As a result, established taipans and parvenu tycoons alike find it more profitable and skill-appropriate to look for Pokemons in the familiar thickets of government franchises and contracts rather than to navigate the uncertain seas of export. One might have looked to manufacturing for salvation — a potential tradable sector par excellence — but alas, even that sector has been stricken by the Great Distortion. In the much-vaunted revival of car manufacturing, for example (signed under Aquino 2 but implemented under Duterte), the government commits budgetary resources ($600 million) to subsidize the production of cars for the home market (there is no export requirement) by foreign companies — as if there was an urgent national need to worsen the EDSA gridlock. In short, the country’s growth is still gripped by the Dutch Disease my colleague Raul Fabella warned of decades ago. The big difference is that now, apart from the old exchange-rate issue, the government is adding to the distortion because it has money to waste. This is unfortunate, since a good deal of public resources — particularly those on entitlements — may have been put to better use in building an export strategy based on strong domestic technological capabilities.

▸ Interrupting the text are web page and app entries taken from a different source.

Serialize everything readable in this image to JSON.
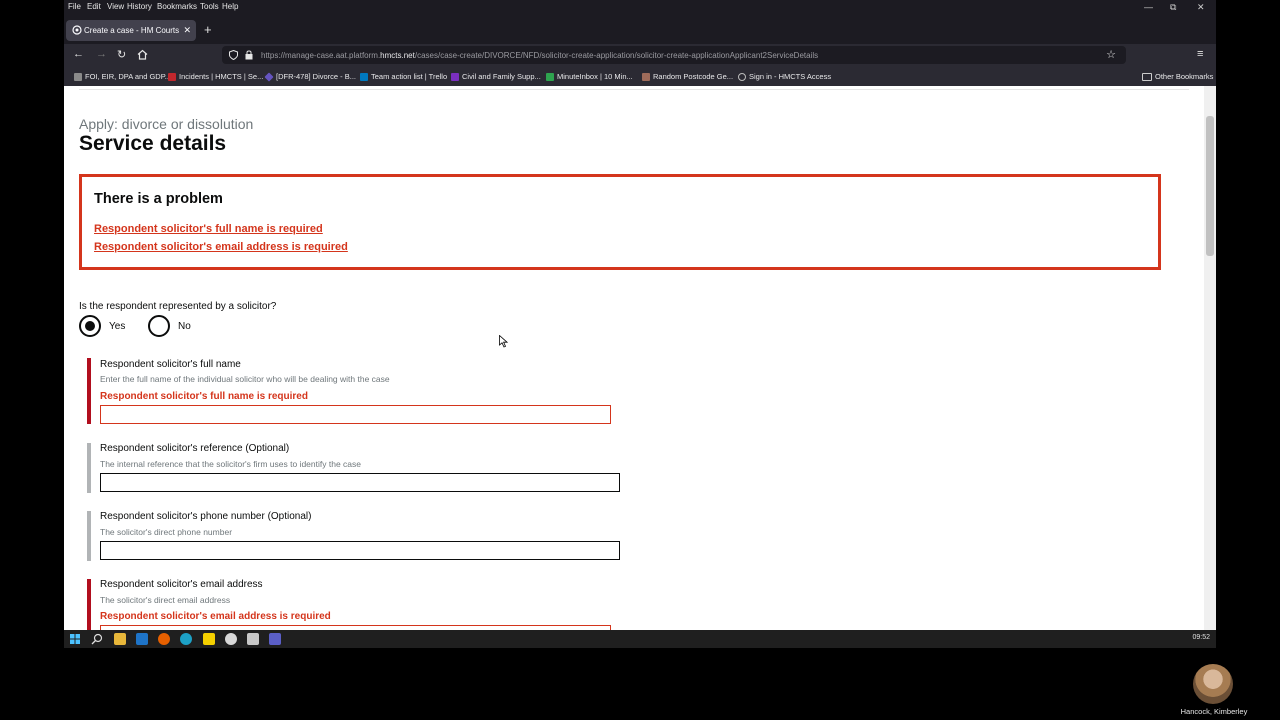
{
  "browser": {
    "menu": [
      "File",
      "Edit",
      "View",
      "History",
      "Bookmarks",
      "Tools",
      "Help"
    ],
    "tab_title": "Create a case - HM Courts & Tr",
    "url_prefix": "https://manage-case.aat.platform.",
    "url_host": "hmcts.net",
    "url_path": "/cases/case-create/DIVORCE/NFD/solicitor-create-application/solicitor-create-applicationApplicant2ServiceDetails",
    "bookmarks": [
      {
        "label": "FOI, EIR, DPA and GDP...",
        "color": "#8a8a8a"
      },
      {
        "label": "Incidents | HMCTS | Se...",
        "color": "#c1272d"
      },
      {
        "label": "[DFR-478] Divorce - B...",
        "color": "#6554c0"
      },
      {
        "label": "Team action list | Trello",
        "color": "#0079bf"
      },
      {
        "label": "Civil and Family Supp...",
        "color": "#7b2fbf"
      },
      {
        "label": "MinuteInbox | 10 Min...",
        "color": "#2ea44f"
      },
      {
        "label": "Random Postcode Ge...",
        "color": "#9e6b5a"
      },
      {
        "label": "Sign in - HMCTS Access",
        "color": "#bbbbbb"
      }
    ],
    "other_bookmarks": "Other Bookmarks"
  },
  "page": {
    "caption": "Apply: divorce or dissolution",
    "title": "Service details",
    "error_summary": {
      "title": "There is a problem",
      "links": [
        "Respondent solicitor's full name is required",
        "Respondent solicitor's email address is required"
      ]
    },
    "question": "Is the respondent represented by a solicitor?",
    "options": {
      "yes": "Yes",
      "no": "No",
      "selected": "Yes"
    },
    "fields": {
      "full_name": {
        "label": "Respondent solicitor's full name",
        "hint": "Enter the full name of the individual solicitor who will be dealing with the case",
        "error": "Respondent solicitor's full name is required",
        "value": ""
      },
      "reference": {
        "label": "Respondent solicitor's reference (Optional)",
        "hint": "The internal reference that the solicitor's firm uses to identify the case",
        "value": ""
      },
      "phone": {
        "label": "Respondent solicitor's phone number (Optional)",
        "hint": "The solicitor's direct phone number",
        "value": ""
      },
      "email": {
        "label": "Respondent solicitor's email address",
        "hint": "The solicitor's direct email address",
        "error": "Respondent solicitor's email address is required",
        "value": ""
      }
    }
  },
  "taskbar": {
    "icons": [
      "windows-icon",
      "search-icon",
      "file-explorer-icon",
      "outlook-icon",
      "firefox-icon",
      "edge-icon",
      "sticky-notes-icon",
      "snipping-icon",
      "app-icon",
      "teams-icon"
    ],
    "clock": "09:52"
  },
  "participant": {
    "name": "Hancock, Kimberley"
  },
  "colors": {
    "error": "#d4351c",
    "text": "#0b0c0c",
    "hint": "#6f777b",
    "error_bar": "#b10e1e",
    "neutral_bar": "#b1b4b6"
  }
}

For the larger development significance of a growing export sector is that it is both a cause and a consequence of a country’s technological achievement, which is ultimately the long-term basis of sustained growth. As Hausman, Hwang, and Rodrik (2007) put it: “What you export matters!” Success in world markets signifies a society’s attained ability to close the technological gap between itself and others; it is also a spur to local firms to constantly upgrade to keep pace with the competition. Using US per-hour labor productivity as a benchmark, export-oriented economies have had measurable success in reducing their distance to the technological frontier. South Korea’s per-hour labor productivity, for instance, rose from only 13% that of the US in 1970 to 50% in 2015. Thailand’s increased from 9% to 20% in the same period, and China’s from 2.5% to 18%. By contrast, the Philippines is now even farther away from the technological frontier than it was in 1970. Per-hour labor productivity today is 14% that of the US — versus 17% in 1970 (N.B. data are from the Conference Board Total Economy Database (https://www.conference-board.org/data/productivity.cfm). Given the Philippines’ mediocre export performance, it should be no surprise that the country has performed poorly in closing the technological gap.

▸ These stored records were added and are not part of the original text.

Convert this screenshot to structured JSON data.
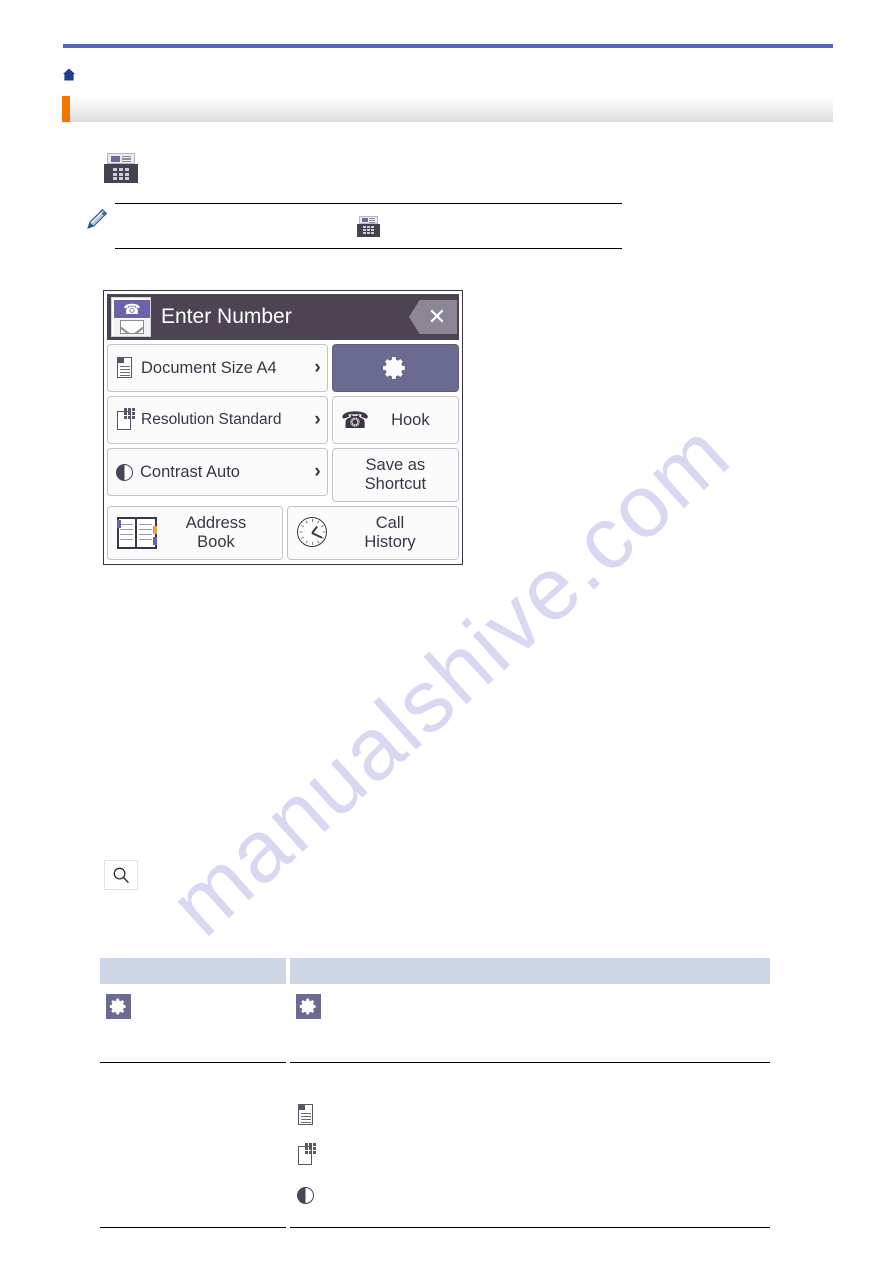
{
  "breadcrumb": {
    "home_icon": "home-icon",
    "text": ""
  },
  "title": {
    "text": "",
    "accent_color": "#f07800"
  },
  "colors": {
    "rule_blue": "#5263c0",
    "accent_orange": "#f07800",
    "home_blue": "#1a3f8f",
    "lcd_header": "#4c4453",
    "lcd_accent": "#6b6b90",
    "table_header": "#ccd6e5",
    "watermark": "#d8d8f2"
  },
  "intro": {
    "lead": "",
    "icon": "fax-machine-icon",
    "tail": ""
  },
  "note": {
    "icon": "pencil-note-icon",
    "text_before": "",
    "inline_icon": "fax-machine-icon",
    "text_after": ""
  },
  "lcd": {
    "header": {
      "badge_icon": "fax-badge-icon",
      "title": "Enter Number",
      "close_label": "✕"
    },
    "left_buttons": [
      {
        "icon": "document-icon",
        "label": "Document Size A4",
        "chevron": "›"
      },
      {
        "icon": "resolution-icon",
        "label": "Resolution Standard",
        "chevron": "›"
      },
      {
        "icon": "contrast-icon",
        "label": "Contrast Auto",
        "chevron": "›"
      }
    ],
    "right_buttons": [
      {
        "icon": "gear-icon",
        "label": ""
      },
      {
        "icon": "hook-phone-icon",
        "label": "Hook"
      },
      {
        "icon": "",
        "label": "Save as\nShortcut",
        "line1": "Save as",
        "line2": "Shortcut"
      }
    ],
    "bottom_buttons": [
      {
        "icon": "address-book-icon",
        "line1": "Address",
        "line2": "Book"
      },
      {
        "icon": "clock-icon",
        "line1": "Call",
        "line2": "History"
      }
    ]
  },
  "search": {
    "lead": "",
    "icon": "search-icon",
    "tail": ""
  },
  "table": {
    "headers": [
      "",
      ""
    ],
    "rows": [
      {
        "col1": {
          "icon": "gear-icon",
          "text": ""
        },
        "col2": {
          "icon": "gear-icon",
          "text": "",
          "sub_items": []
        }
      },
      {
        "col1": {
          "icon": "",
          "text": ""
        },
        "col2": {
          "icon": "",
          "text": "",
          "sub_items": [
            {
              "icon": "document-icon",
              "text": ""
            },
            {
              "icon": "resolution-icon",
              "text": ""
            },
            {
              "icon": "contrast-icon",
              "text": ""
            }
          ]
        }
      }
    ]
  },
  "watermark": {
    "text": "manualshive.com"
  }
}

This is not the space to discuss the design of a technology (and dare we say it: industrial) policy. This is simply to point out that beneath the froth of short-term growth and the fizz and disappointments of quarterly or annual economic performance and political events, changes are occurring at deeper levels and a longer, historical view is needed to take the full measure of our failures and omissions — and the distance still to be travelled.
Emmanuel S. de Dios is O. M. Lopez professor at the University of the Philippines School of Economics.